Human Rights Watch welcomes the first oral update of the Independent Expert and the report presented by the High Commissioner for Human Rights.
Thousands of civilians are in dire need of immediate protection and assistance in the Central African Republic. One year after a March 24, 2013 coup by the Seleka rebel coalition, which toppled the government of President Francois Bozizé, international efforts to address the crisis remain woefully inadequate. There is particularly an urgent need to end impunity for ongoing abuses and ensure accountability for crimes committed by all parties.
The Seleka coup last year unleashed a reign of havoc and terror, evoking a violent and abusive response from anti-balaka militia, and both continue to endanger the people of the Central African Republic.
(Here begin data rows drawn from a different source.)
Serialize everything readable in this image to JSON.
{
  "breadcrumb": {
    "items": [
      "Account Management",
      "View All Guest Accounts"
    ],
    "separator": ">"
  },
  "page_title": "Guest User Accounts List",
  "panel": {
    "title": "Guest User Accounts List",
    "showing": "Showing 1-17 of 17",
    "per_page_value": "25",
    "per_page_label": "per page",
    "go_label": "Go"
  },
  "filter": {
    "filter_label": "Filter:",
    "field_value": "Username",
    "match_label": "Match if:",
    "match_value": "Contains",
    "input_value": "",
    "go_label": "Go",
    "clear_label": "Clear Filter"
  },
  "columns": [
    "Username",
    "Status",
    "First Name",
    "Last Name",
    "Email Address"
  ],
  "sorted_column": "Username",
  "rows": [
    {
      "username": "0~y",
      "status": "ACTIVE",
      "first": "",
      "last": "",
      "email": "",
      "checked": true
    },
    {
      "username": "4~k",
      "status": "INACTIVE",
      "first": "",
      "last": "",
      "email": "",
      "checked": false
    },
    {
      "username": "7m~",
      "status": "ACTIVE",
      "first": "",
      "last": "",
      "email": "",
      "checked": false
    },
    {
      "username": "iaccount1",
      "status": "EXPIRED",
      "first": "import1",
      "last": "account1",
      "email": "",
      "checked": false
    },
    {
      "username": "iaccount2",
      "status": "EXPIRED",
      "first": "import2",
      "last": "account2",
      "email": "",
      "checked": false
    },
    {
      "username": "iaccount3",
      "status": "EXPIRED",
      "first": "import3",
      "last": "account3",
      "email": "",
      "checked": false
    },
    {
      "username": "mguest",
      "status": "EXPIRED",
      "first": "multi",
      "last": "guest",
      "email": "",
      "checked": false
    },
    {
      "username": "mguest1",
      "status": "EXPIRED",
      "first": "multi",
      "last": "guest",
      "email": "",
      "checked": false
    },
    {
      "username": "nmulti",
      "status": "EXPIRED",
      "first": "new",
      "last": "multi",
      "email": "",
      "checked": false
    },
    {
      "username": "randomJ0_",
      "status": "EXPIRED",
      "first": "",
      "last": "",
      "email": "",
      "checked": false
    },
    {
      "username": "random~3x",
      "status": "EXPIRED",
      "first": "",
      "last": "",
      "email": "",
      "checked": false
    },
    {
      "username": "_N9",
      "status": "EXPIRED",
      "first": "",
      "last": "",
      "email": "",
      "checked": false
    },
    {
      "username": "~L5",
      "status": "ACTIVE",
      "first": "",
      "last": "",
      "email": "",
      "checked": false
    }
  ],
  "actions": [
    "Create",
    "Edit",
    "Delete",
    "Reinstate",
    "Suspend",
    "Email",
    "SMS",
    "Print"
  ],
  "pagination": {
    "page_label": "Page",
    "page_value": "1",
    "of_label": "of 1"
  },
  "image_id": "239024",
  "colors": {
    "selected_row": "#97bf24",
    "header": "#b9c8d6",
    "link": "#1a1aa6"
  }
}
The scaled-up response by the international community since December 2013 has been unable to keep pace with the crisis, particularly the need to protect civilians and provide aid for thousands of displaced people.
The Seleka committed massacres in numerous villages, burned and pillaged houses, recruited children as soldiers, raped women, and probably killed thousands of residents. The attacks created a massive humanitarian crisis, forcing people to live without adequate shelter, food, or health care.
To avenge Seleka abuses, a group of predominantly Christian and animist fighters known as the anti-balaka began in August 2013 to attack the Seleka and target Muslim civilians presumed to support the rebel coalition. In December, the anti-balaka carried out a major attack on Bangui, the capital, forcing the Seleka to retreat and regroup.
The African Union (AU) and France have deployed a growing number of peacekeeping troops to stabilize the Central African Republic, but the peacekeepers have been unable to stop the violence. On February 10, 2014, the European Union agreed to provide troops to protect the populations most at risk, but that force has not yet been deployed. A full-fledged UN peacekeeping force should be authorized and deployed urgently.
Until then, the AU peacekeeping force known as MISCA and the French Sangaris troops need to take immediate additional measures to provide greater security, including actively patrolling areas vulnerable to violence, especially where minority Muslim populations remain. In the wake of the Seleka collapse, thousands of Muslim residents have fled to the neighboring countries of Chad, Cameroon, and the Democratic Republic of the Congo.
In sum, huge gaps remain in providing the most basic security for the people of the Central African Republic. Residents there live in extreme danger and await the urgent deployment of additional peacekeeping troops, as well as expanded protection by those already on the ground.